- _What you need to do_
Report each line of the records below that holds the word "text".

- _Dataset excerpts_
----------------------------------------

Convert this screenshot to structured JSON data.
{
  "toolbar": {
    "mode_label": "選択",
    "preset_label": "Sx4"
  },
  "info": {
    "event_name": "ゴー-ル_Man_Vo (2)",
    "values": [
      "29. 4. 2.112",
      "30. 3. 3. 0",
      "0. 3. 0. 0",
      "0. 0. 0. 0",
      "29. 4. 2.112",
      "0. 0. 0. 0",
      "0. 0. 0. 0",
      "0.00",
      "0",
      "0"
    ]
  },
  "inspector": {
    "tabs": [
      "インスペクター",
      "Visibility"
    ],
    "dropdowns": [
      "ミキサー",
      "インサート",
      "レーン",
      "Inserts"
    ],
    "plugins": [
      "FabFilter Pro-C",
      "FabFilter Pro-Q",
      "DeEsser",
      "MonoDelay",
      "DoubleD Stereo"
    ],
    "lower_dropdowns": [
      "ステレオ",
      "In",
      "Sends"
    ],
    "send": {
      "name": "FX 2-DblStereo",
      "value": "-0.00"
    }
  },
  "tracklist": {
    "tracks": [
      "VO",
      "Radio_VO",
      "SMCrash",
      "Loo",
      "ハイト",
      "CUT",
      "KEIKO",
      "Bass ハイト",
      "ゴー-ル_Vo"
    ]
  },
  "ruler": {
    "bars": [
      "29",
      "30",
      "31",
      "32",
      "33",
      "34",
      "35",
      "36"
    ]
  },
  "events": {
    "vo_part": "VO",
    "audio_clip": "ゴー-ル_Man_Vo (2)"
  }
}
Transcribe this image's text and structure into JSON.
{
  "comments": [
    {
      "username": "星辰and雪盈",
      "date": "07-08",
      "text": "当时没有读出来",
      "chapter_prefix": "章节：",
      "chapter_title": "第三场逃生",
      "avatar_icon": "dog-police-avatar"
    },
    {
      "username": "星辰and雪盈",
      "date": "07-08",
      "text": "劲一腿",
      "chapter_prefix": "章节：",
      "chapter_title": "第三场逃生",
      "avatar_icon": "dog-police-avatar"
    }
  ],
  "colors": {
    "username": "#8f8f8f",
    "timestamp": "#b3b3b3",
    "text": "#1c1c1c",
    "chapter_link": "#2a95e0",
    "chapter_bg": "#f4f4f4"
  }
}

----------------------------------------

- _Response area_
Transcribe this image's text and structure into JSON.
      "text": "当时没有读出来",
      "text": "劲一腿",
    "text": "#1c1c1c",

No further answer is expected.